--- INPUT DATA ---

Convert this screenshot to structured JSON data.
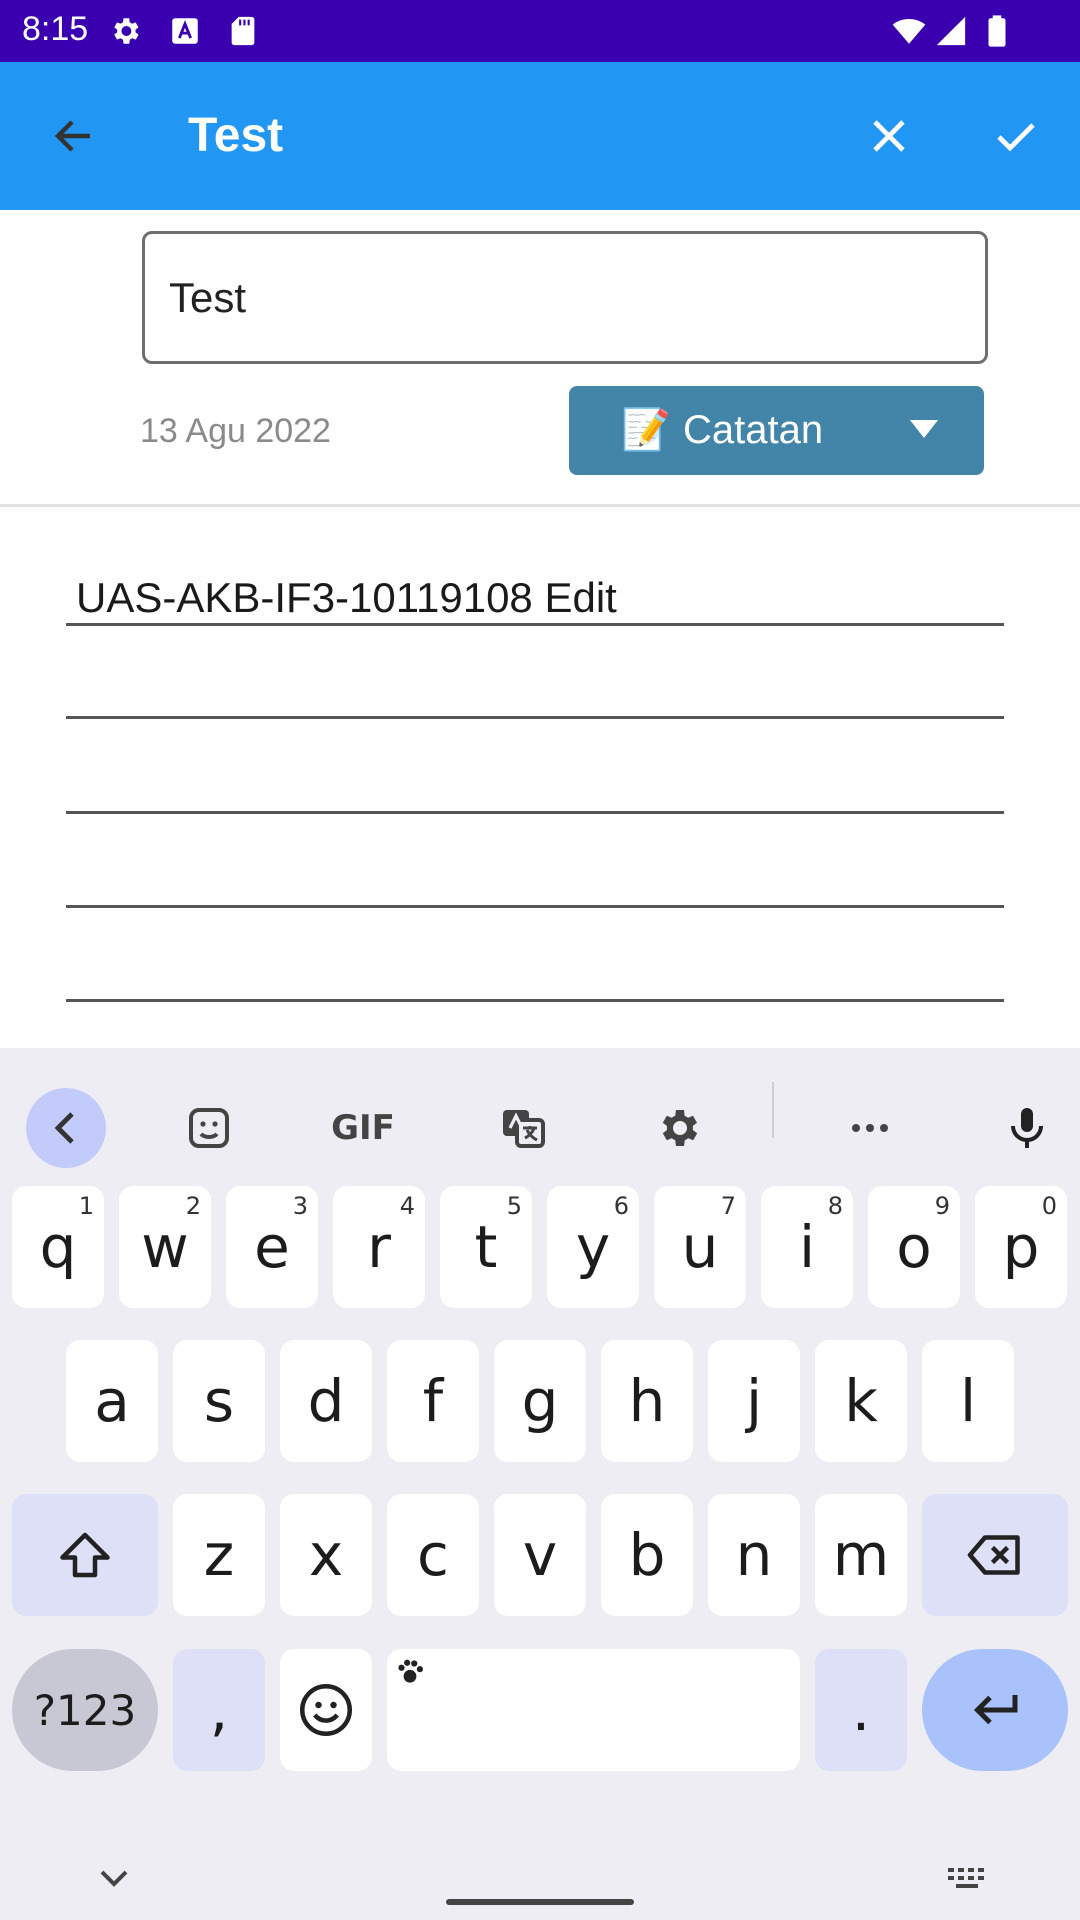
{
  "status_bar": {
    "time": "8:15",
    "icons": [
      "settings-icon",
      "a-badge-icon",
      "sd-card-icon",
      "wifi-icon",
      "signal-icon",
      "battery-icon"
    ],
    "background": "#3a00b0"
  },
  "app_bar": {
    "title": "Test",
    "background": "#2196f3",
    "icons": [
      "back-arrow-icon",
      "close-icon",
      "check-icon"
    ]
  },
  "form": {
    "title_value": "Test",
    "date": "13 Agu 2022",
    "category": {
      "emoji": "📝",
      "label": "Catatan",
      "background": "#4385a8"
    }
  },
  "note": {
    "lines": [
      "UAS-AKB-IF3-10119108 Edit",
      "",
      "",
      "",
      ""
    ]
  },
  "keyboard": {
    "toolbar": [
      "back-icon",
      "sticker-icon",
      "GIF",
      "translate-icon",
      "settings-icon",
      "more-icon",
      "mic-icon"
    ],
    "row1": [
      {
        "key": "q",
        "hint": "1"
      },
      {
        "key": "w",
        "hint": "2"
      },
      {
        "key": "e",
        "hint": "3"
      },
      {
        "key": "r",
        "hint": "4"
      },
      {
        "key": "t",
        "hint": "5"
      },
      {
        "key": "y",
        "hint": "6"
      },
      {
        "key": "u",
        "hint": "7"
      },
      {
        "key": "i",
        "hint": "8"
      },
      {
        "key": "o",
        "hint": "9"
      },
      {
        "key": "p",
        "hint": "0"
      }
    ],
    "row2": [
      "a",
      "s",
      "d",
      "f",
      "g",
      "h",
      "j",
      "k",
      "l"
    ],
    "row3": [
      "z",
      "x",
      "c",
      "v",
      "b",
      "n",
      "m"
    ],
    "row4": {
      "symbols": "?123",
      "comma": ",",
      "period": "."
    },
    "accent": "#a9c2fb"
  }
}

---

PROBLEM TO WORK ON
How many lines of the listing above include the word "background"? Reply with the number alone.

YOUR RESPONSE
3